Regenerative Bee Pasture
At the 2015 Northwest Farmers Union Conference, I became inspired to work with our farming and ranching friends to find the best possible "win-win-win" solutions for farmers and ranchers, and bees and beekeepers. This journey has currently led me to regenerative agriculture, and understanding that rebuilding soil is the first step to healthy bees, livestock, and people.
We are working hard to develop a low maintenance and inexpensive flower-rich "regenerative bee pasture" for ranchers to both substitute for chemical fallow, as well as to interplant in pasture for an environmentally and economically improved area for farmers and ranchers to harvest or graze. In this mix, we also hope to provide a strong nectar flow to feed bees and provide a honey crop for beekeepers.
We are utilizing farmer Gabe Brown’s five principals of regenerative agriculture (below), and posing the research question, “As we regenerate soil, will nutrient density in nectar and pollen increase?”
1. Minimize mechanical and chemical disturbance
2. Leave an “armor” on the soil surface
3. Increase plant diversity
4. Leave living roots in the ground as long as possible
5. Integrate animals and insects into the system (We’ll integrate livestock soon, we are starting with compost and a variety of other tools to mimic grazing)

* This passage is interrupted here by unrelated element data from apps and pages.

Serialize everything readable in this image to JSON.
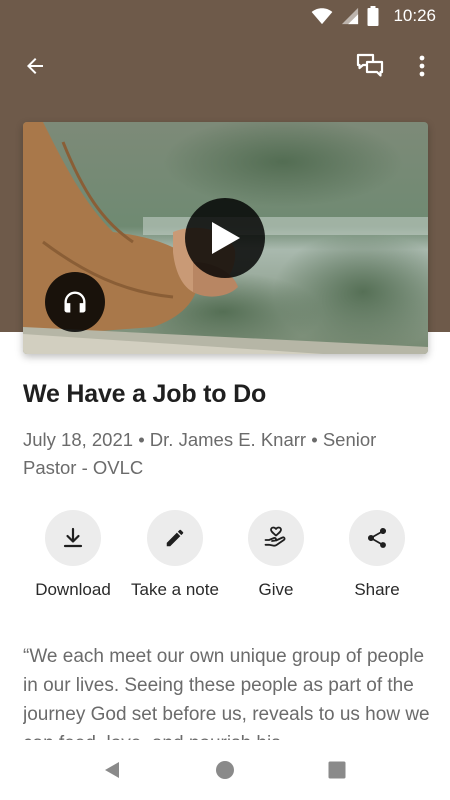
{
  "status_bar": {
    "time": "10:26"
  },
  "app_bar": {
    "back_icon": "arrow-back-icon",
    "chat_icon": "chat-bubbles-icon",
    "more_icon": "more-vert-icon"
  },
  "media": {
    "play_icon": "play-icon",
    "audio_icon": "headphones-icon"
  },
  "sermon": {
    "title": "We Have a Job to Do",
    "meta": "July 18, 2021 • Dr. James E. Knarr • Senior Pastor - OVLC",
    "description": "“We each meet our own unique group of people in our lives. Seeing these people as part of the journey God set before us, reveals to us how we can feed, love, and nourish his"
  },
  "actions": [
    {
      "label": "Download",
      "icon": "download-icon"
    },
    {
      "label": "Take a note",
      "icon": "pencil-icon"
    },
    {
      "label": "Give",
      "icon": "give-heart-hand-icon"
    },
    {
      "label": "Share",
      "icon": "share-icon"
    }
  ],
  "colors": {
    "header_brown": "#6e5a4a",
    "action_circle": "#ececec",
    "secondary_text": "#6b6b6b"
  }
}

The Bee Girl organization will manage two pasture test plots, with the guidance of our partners at the Washington State University Bread Lab, Oregon State University, and the Jackson Soil and Water Conservation District. We are analyzing soil, pollen, and plant material as we progress.
We aim to develop a hardy pasture mix and land management system that can rebuild soil, restore water cycles, sequester carbon, provide high levels of protein for livestock, and also abundant nectar and nutrient-rich pollen for bees.
After the research and development phase, we will create and implement educational programming for site prep, planting, irrigation, and harvest or grazing, to maximize benefits for bees, beekeepers, and farmers and ranchers. Follow our progress on Instagram and Facebook #regenerativebeepasture and #buckwheatforbees